By Darryl Mathers
Providing exemplary care to people living with mental illness is a responsibility everyone at Ontario Shores Centre for Mental Health Sciences (Ontario Shores) takes great pride.
The compassion and empathy shown by all staff, regardless of role, is part of what makes Ontario Shores a place where those impacted by mental illness want to receive care and treatment.
While its commitment to the communities it serves is undeniable, behind the scenes the specialty mental health hospital is taking action to maintain and even enhance the mental and physical health of its employees.
“People who are paid to look after others need to have attention given to their own strength, resiliency and wellness in order to do a good job providing care,” says Karim Mamdani, President and CEO of Ontario Shores.
Located in Whitby, Ont., Ontario Shores provides staff with supports for their own mental well-being. Its new two-year psychotherapy pilot program offers free confidential psychotherapy services, either as an internet-based system for employees to seek digital cognitive behavioural therapy, or as extensive psychotherapy through an in-person therapist on-site or at a clinic.
“We’ve talked it up and tried to alert people to it,” Mamdani says. “Often people won’t admit they need help. So the way we’re doing it is not to suggest that any one person needs to get help, but that everyone can benefit from a little TLC. Reaching out is not something the organization sees as a problem or weakness. It’s what we expect.”
The hospital has also offered resiliency training and mindfulness sessions in addition to offering a range of wellness benefits such as walking clubs, fitness classes and an on-site gym.
To organize it all for staff, Kaelen O’Rahilly, a recruiter in Human Resources with a background in workplace wellness, helped develop a Wheel of Well-being with nine domains, including physical, social, spiritual and financial health. People can access information on the programs anytime through the hospital’s intranet.
“One of my roles is research on whether people are interested in the initiatives we’re running,” says O’Rahilly. “So I visit the units on a monthly basis and pop in at their team huddles, asking what they like so far and what they’d like to see at the hospital. We want to make sure staff are enjoying what we offer and being heard.”
Ontario Shores also promotes the various aspects of wellness in its design of hospital-specific initiatives. This year, the hospital turned part of its focus toward nutrition with the launch of its Eat Well, Live Well program. Each day, the hospital’s Nutrition and Food Services team created fresh and affordable healthy options such as salads, snacks, sandwiches, smoothies or entrees. They were labelled as part of Eat Well, Live Well so that people can quickly identify items that are part of the program. To start it off, senior management gifted each employee with a card for 10 free meals.
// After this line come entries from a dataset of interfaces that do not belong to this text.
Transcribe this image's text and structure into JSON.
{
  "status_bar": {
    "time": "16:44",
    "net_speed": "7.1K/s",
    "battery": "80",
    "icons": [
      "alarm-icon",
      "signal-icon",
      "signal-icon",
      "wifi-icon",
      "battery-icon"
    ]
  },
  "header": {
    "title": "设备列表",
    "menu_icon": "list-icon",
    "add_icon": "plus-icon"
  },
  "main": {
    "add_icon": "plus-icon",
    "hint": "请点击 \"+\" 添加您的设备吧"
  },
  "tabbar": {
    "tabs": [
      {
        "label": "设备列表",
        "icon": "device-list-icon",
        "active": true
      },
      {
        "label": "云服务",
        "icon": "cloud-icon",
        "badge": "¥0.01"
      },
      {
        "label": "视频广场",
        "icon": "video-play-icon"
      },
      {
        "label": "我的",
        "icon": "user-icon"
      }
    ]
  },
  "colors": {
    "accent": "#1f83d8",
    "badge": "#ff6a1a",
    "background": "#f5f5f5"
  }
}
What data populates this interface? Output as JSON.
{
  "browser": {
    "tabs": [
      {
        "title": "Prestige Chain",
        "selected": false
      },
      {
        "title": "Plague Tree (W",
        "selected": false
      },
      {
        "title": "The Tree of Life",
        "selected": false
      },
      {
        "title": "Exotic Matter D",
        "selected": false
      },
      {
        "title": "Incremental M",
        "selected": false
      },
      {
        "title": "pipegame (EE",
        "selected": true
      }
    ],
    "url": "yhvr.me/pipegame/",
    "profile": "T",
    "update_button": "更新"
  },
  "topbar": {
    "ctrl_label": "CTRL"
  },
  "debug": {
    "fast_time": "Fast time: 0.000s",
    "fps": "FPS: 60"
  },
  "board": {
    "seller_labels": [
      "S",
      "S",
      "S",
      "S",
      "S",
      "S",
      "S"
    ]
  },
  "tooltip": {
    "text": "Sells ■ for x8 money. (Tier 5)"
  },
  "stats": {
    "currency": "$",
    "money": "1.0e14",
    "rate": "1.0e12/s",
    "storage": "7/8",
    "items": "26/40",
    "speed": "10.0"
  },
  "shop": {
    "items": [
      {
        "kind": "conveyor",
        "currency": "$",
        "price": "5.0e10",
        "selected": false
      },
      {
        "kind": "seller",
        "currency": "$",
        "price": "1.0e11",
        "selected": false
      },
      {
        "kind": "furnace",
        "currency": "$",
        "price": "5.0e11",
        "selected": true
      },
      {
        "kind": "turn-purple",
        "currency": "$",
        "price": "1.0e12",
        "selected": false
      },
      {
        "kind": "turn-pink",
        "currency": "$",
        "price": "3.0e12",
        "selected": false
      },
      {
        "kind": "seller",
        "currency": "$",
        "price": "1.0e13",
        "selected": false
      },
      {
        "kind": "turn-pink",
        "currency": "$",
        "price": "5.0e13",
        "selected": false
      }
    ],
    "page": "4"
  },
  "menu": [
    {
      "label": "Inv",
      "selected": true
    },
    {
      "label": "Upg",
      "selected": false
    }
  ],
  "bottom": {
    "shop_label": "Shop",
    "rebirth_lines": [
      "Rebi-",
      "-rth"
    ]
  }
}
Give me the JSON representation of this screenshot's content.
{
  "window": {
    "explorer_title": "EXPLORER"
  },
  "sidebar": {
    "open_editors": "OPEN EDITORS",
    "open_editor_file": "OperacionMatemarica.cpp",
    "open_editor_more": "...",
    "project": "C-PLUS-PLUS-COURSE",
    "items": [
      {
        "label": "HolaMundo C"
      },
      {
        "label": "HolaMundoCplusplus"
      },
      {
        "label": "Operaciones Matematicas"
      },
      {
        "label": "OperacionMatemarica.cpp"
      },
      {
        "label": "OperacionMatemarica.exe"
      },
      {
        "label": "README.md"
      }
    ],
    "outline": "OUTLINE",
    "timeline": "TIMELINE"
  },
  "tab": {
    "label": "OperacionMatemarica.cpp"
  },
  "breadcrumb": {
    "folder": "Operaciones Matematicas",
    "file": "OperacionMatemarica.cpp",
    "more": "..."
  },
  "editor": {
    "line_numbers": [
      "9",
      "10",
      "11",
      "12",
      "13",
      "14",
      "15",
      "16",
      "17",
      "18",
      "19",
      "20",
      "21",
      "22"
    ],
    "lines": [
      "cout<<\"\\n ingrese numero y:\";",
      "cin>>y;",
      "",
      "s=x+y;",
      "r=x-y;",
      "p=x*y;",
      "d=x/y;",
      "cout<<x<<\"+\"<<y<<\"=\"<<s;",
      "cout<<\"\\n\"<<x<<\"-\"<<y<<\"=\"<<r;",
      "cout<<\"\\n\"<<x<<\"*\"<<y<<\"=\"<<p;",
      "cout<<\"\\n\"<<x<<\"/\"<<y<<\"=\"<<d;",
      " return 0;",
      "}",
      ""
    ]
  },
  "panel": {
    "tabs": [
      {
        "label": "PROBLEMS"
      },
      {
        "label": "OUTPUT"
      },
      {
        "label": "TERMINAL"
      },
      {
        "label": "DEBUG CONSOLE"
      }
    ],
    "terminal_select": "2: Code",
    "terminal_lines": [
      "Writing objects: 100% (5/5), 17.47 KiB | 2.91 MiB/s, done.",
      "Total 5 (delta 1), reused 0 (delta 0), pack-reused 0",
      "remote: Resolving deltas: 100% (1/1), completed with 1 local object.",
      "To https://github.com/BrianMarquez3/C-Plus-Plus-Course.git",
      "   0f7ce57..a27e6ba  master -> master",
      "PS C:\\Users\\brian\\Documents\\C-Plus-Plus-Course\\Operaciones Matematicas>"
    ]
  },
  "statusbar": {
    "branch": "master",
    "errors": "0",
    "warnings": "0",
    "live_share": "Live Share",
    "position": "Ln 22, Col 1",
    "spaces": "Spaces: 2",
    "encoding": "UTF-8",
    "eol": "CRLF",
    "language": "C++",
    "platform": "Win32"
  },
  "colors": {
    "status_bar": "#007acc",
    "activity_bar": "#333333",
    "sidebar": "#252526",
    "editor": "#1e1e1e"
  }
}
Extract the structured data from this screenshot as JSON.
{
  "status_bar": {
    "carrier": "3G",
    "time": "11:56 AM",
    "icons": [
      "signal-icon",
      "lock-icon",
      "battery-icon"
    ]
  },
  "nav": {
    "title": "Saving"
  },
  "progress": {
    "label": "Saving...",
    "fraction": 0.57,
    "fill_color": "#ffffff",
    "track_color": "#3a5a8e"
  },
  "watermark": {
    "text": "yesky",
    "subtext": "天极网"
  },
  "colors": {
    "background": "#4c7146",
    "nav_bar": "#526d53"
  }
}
Darryl Mathers works in communications at Ontario Shores for Mental Health Sciences.